by Sarah Addison Allen
Magical Realismpersonal copy acquired via Paperback Swap
Book #1 for Read your own books Month
About the book (from the back cover)
In a garden surrounded by a tall fence, tucked away behind a small, quiet house in an even smaller town, is an apple tree that is rumored to bear a very special sort of fruit. In this luminous debut novel, Sarah Addison Allen tells the story of that enchanted tree, and the extraordinary people who tend it.…
The Waverleys have always been a curious family, endowed with peculiar gifts that make them outsiders even in their hometown of Bascom, North Carolina. Even their garden has a reputation, famous for its feisty apple tree that bears prophetic fruit, and its edible flowers, imbued with special powers. Generations of Waverleys tended this garden. Their history was in the soil. But so were their futures.

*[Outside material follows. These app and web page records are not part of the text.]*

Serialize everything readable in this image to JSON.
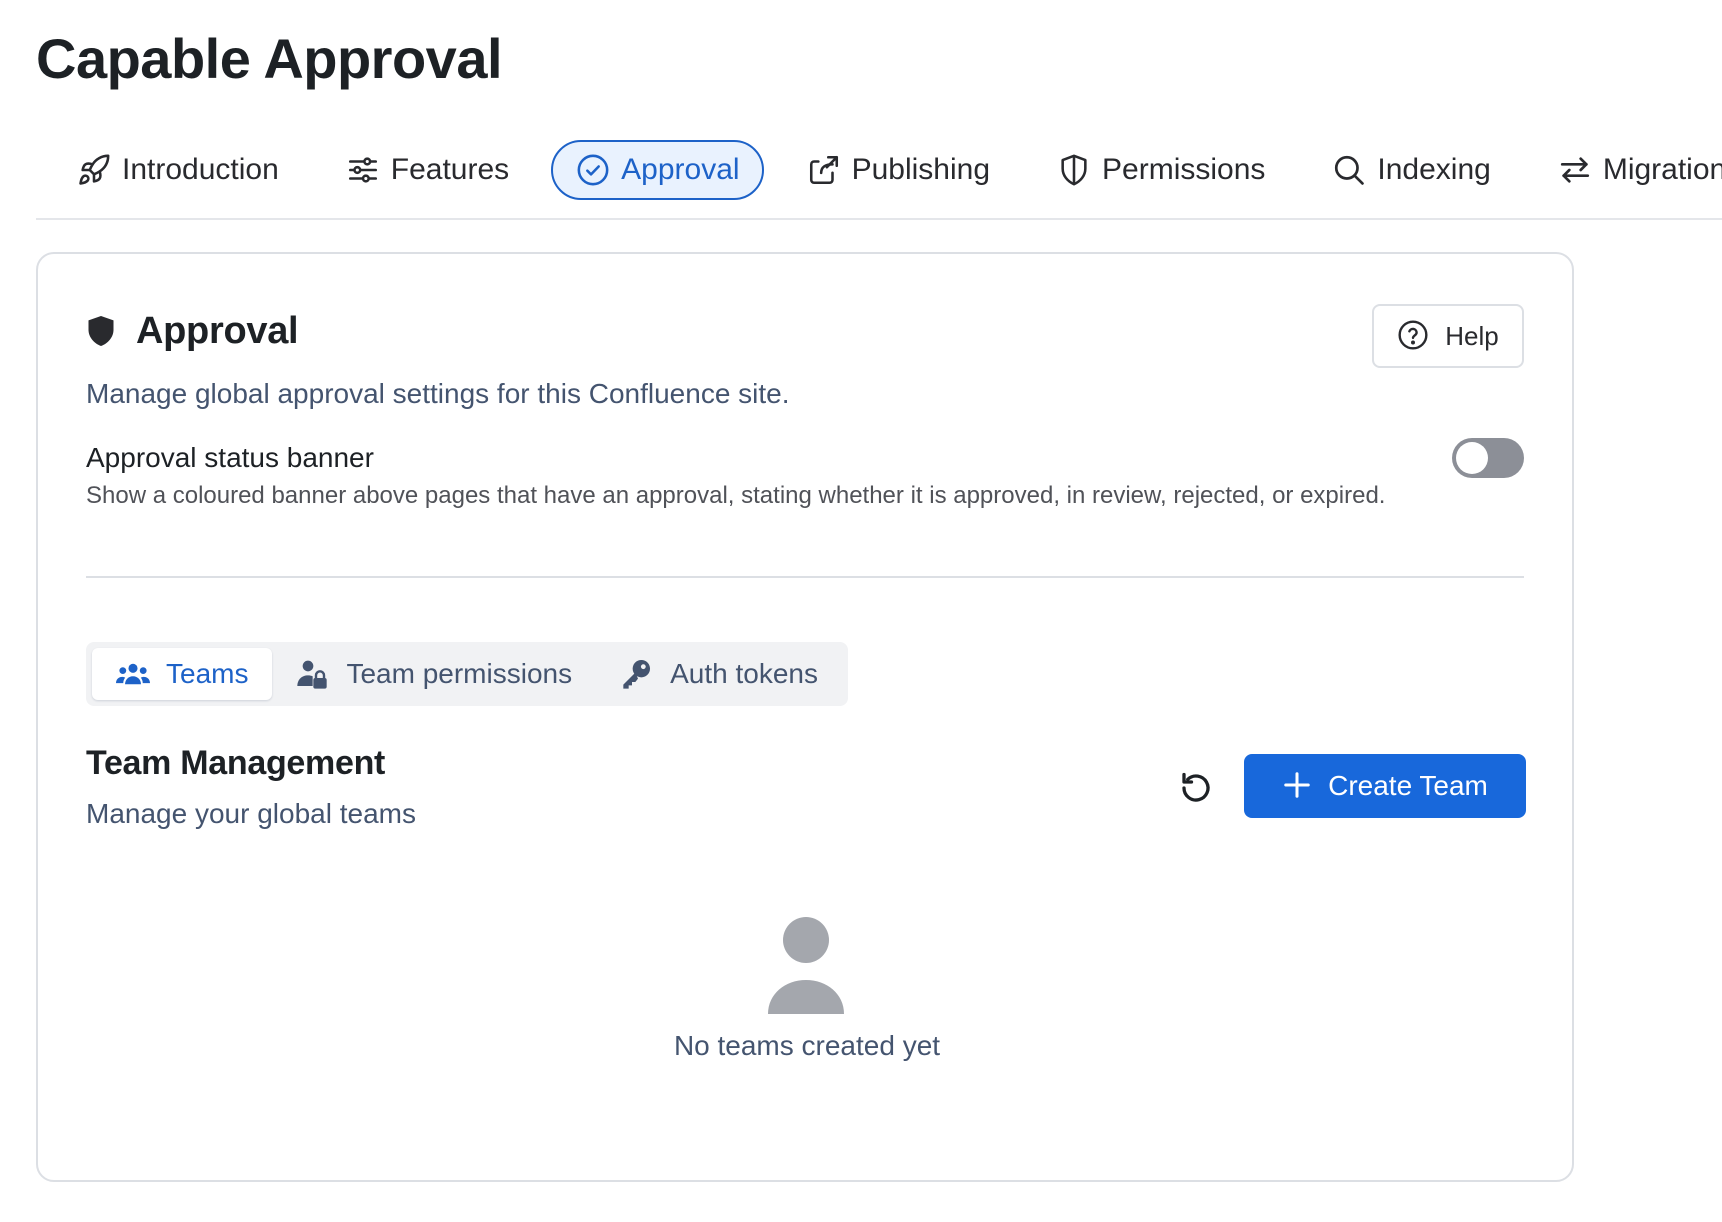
{
  "app": {
    "title": "Capable Approval"
  },
  "nav": {
    "items": [
      {
        "label": "Introduction",
        "icon": "rocket-icon"
      },
      {
        "label": "Features",
        "icon": "sliders-icon"
      },
      {
        "label": "Approval",
        "icon": "check-circle-icon",
        "active": true
      },
      {
        "label": "Publishing",
        "icon": "share-icon"
      },
      {
        "label": "Permissions",
        "icon": "shield-icon"
      },
      {
        "label": "Indexing",
        "icon": "search-icon"
      },
      {
        "label": "Migration",
        "icon": "arrows-swap-icon"
      }
    ]
  },
  "section": {
    "title": "Approval",
    "description": "Manage global approval settings for this Confluence site.",
    "help_label": "Help"
  },
  "setting": {
    "label": "Approval status banner",
    "help": "Show a coloured banner above pages that have an approval, stating whether it is approved, in review, rejected, or expired.",
    "enabled": false
  },
  "subtabs": [
    {
      "label": "Teams",
      "icon": "people-icon",
      "active": true
    },
    {
      "label": "Team permissions",
      "icon": "person-lock-icon"
    },
    {
      "label": "Auth tokens",
      "icon": "key-icon"
    }
  ],
  "team_management": {
    "title": "Team Management",
    "description": "Manage your global teams",
    "create_label": "Create Team",
    "empty_text": "No teams created yet"
  },
  "colors": {
    "accent": "#1868db",
    "active_tab_bg": "#e9f2fe",
    "toggle_off": "#8c8f97"
  }
}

A successful caterer, Claire Waverley prepares dishes made with her mystical plants—from the nasturtiums that aid in keeping secrets and the pansies that make children thoughtful, to the snapdragons intended to discourage the attentions of her amorous neighbor. Meanwhile, her elderly cousin, Evanelle, is known for distributing unexpected gifts whose uses become uncannily clear. They are the last of the Waverleys—except for Claire’s rebellious sister, Sydney, who fled Bascom the moment she could, abandoning Claire, as their own mother had years before.

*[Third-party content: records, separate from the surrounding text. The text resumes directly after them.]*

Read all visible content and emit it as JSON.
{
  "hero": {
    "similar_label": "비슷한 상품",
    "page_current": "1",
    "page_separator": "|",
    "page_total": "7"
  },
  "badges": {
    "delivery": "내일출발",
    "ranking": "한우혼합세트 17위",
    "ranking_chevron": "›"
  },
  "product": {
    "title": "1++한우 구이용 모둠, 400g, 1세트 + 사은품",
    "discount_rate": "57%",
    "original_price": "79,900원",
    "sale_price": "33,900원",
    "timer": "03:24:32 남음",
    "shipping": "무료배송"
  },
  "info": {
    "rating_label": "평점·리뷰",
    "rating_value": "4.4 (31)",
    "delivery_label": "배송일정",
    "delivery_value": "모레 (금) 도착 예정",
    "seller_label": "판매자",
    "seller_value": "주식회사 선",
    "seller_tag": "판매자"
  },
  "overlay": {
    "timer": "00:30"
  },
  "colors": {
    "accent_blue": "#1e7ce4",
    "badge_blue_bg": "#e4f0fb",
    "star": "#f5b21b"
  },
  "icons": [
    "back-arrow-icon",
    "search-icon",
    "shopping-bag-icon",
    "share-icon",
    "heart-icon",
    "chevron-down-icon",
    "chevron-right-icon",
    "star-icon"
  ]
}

When Sydney suddenly returns home with a young daughter of her own, Claire’s quiet life is turned upside down—along with the protective boundary she has so carefully constructed around her heart. Together again in the house they grew up in, Sydney takes stock of all she left behind, as Claire struggles to heal the wounds of the past. And soon the sisters realize they must deal with their common legacy—if they are ever to feel at home in Bascom—or with each other.

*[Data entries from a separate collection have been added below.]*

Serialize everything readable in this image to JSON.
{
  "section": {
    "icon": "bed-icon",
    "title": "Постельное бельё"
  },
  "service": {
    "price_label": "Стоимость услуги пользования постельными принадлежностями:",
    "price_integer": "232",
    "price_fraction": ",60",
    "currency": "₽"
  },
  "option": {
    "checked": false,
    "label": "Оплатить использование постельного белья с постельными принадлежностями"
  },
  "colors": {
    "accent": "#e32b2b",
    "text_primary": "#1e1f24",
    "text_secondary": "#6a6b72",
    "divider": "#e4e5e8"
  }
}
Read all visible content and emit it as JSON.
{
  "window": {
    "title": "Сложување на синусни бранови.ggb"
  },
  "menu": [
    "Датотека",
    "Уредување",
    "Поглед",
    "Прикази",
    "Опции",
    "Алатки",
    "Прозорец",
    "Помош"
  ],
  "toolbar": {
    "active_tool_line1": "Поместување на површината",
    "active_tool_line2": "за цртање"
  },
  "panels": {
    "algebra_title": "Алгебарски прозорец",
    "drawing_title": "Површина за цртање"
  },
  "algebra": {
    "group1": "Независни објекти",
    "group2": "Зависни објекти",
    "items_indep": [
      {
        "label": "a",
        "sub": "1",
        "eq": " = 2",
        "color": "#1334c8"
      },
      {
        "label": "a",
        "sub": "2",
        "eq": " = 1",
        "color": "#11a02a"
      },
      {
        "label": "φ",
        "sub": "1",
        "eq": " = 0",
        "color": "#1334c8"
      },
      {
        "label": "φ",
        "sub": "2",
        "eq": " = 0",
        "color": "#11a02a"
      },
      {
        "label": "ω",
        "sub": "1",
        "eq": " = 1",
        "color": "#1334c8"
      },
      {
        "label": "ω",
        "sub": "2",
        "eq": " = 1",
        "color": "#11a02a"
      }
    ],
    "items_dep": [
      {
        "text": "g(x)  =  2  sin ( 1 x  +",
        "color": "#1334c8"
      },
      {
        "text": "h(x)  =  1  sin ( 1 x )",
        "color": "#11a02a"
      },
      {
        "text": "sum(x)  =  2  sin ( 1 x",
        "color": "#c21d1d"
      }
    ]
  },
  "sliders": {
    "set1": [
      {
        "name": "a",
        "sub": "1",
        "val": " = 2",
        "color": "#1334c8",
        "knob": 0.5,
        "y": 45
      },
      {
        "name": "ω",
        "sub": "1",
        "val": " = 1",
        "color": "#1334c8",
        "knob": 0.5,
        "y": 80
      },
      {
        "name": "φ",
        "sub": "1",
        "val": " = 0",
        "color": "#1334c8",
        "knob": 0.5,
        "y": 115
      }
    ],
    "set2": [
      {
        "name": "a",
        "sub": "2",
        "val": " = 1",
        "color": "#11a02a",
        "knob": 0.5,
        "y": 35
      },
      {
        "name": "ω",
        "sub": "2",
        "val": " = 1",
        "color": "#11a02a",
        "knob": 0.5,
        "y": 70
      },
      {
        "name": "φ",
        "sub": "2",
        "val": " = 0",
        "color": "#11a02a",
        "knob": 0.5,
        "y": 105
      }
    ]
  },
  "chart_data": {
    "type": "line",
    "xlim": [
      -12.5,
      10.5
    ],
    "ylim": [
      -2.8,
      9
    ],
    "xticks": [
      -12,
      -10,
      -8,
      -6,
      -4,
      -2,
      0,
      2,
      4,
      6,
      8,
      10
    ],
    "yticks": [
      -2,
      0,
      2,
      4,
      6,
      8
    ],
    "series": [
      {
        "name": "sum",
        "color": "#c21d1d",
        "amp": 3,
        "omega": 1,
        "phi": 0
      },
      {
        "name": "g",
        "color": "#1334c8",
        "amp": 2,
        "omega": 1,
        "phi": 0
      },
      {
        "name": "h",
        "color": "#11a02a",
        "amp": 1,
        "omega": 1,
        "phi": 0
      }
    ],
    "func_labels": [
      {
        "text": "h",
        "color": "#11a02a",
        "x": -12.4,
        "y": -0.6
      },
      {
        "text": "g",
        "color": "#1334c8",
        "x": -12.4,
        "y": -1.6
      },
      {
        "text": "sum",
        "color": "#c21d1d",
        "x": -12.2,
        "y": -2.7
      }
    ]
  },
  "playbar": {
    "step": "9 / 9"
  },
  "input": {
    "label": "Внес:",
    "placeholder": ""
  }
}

Thoughts I read The Peach Keeper over the summer, and while I enjoyed it, it didn't quite compare to Alice Hoffman's The Red Garden which I had read earlier in the summer. It was my first time reading a book by this author, and many people who had read most of her works had mentioned how it didn't quite hold up to her other novels. Now having read Garden Spells, I can completely see why they said that. The magical realism aspect in The Peach Keeper is very subtle. So subtle I would not be surprised if some readers missed it completely. In Garden Spells, it is impossible to miss it. It reminded me a bit of the Practical Magic movie (I've sadly not read the book yet. Maybe this fall if there is time), and also The Red Garden, which also features a garden which defines the family in local lore. I really enjoyed it, and had to remind myself that I can't start The Girl who Chased the Moon right away. Its an easy read, and for the most part a fun read. It made a nice change of pace after reading the part of Gone with the Wind where Scarlet goes back to Tara while Sherman is marching through Georgia.
If anyone is interested in winning a copy of this book, Wendy of Wall-to-wall-books also just finished it, and is giving away her copy. So head over to her blog if you are interested in entering.